Background: Animals exhibit circadian rhythms with a period of approximately 24 h in various physiological functions, including locomotor activity. This rhythm is controlled by an endogenous oscillatory mechanism, or circadian clock, which consists of cyclically expressed clock genes and their product proteins. cryptochrome (cry) genes are thought to be involved in the clock mechanism, and their functions have been examined extensively in holometabolous insects, but in hemimetabolous insects their role is less well understood.

Results: In the present study, the role of cry genes was investigated using RNAi technology in a hemimetabolous insect, the cricket Gryllus bimaculatus. Using a molecular cloning approach, we obtained cDNAs for two cry genes: Drosophila-type cry1 (Gb’cry1) and mammalian-type cry2 (Gb’cry2). Gb’cry2 has six splicing variants, most of which showed rhythmic mRNA expression. Gb’cry1RNAi treatment had only a limited effect at the behavioral and molecular levels, while Gb’cry2RNAi had a significant effect on behavioral rhythms and molecular oscillatory machinery, alone or in combination with Gb’cry1RNAi. In Gb’cry1/Gb’cry2 double-RNAi crickets, most clock genes showed arrhythmic expression, except for timeless, which retained clear rhythmic expression. Molecular analysis revealed that some combination of Gb’cry1 and Gb’cry2 variants suppressed CLK/CYC transcriptional activity in cultured cells.
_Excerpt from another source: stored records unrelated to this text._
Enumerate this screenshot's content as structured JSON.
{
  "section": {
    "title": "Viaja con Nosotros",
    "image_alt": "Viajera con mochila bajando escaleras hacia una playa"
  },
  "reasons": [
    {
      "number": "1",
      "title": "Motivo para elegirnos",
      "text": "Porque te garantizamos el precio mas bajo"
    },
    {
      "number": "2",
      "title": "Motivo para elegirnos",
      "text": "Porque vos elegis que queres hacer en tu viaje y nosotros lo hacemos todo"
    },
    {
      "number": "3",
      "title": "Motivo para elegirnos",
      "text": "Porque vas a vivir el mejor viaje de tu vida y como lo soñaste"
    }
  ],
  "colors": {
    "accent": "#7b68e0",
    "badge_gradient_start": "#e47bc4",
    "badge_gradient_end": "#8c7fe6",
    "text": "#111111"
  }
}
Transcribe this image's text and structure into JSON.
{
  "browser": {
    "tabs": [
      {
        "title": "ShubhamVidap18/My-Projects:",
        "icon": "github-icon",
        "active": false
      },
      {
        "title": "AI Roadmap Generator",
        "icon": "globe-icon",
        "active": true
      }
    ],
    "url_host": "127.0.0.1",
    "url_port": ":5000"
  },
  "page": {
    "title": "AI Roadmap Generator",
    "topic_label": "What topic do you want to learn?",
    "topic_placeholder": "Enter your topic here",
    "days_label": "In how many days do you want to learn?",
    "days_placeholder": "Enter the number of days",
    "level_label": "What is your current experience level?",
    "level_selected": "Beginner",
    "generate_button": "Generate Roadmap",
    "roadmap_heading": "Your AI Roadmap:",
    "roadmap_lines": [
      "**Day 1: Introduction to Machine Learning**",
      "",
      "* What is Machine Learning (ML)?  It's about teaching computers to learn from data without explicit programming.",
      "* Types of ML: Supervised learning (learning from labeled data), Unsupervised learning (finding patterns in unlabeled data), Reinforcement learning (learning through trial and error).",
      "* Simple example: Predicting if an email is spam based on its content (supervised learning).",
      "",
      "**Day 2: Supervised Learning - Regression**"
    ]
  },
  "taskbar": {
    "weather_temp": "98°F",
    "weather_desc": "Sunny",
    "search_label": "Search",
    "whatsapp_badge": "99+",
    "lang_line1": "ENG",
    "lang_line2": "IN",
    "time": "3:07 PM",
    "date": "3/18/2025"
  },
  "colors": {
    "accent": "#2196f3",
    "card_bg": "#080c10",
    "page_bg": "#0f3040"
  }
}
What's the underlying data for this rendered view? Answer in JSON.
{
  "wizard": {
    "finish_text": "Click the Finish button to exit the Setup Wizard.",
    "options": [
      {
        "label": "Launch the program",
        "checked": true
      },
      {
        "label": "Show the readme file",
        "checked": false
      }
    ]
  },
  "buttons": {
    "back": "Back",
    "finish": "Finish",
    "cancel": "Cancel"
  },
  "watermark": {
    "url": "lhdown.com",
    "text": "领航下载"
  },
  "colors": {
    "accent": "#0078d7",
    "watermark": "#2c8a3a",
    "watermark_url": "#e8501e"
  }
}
Conclusion: Based on these results, we propose a new model of the cricket’s circadian clock, including a molecular oscillatory loop for Gb’cry2, which can operate independent of the Gb’per/Gb’tim loop.

No MeSH data available.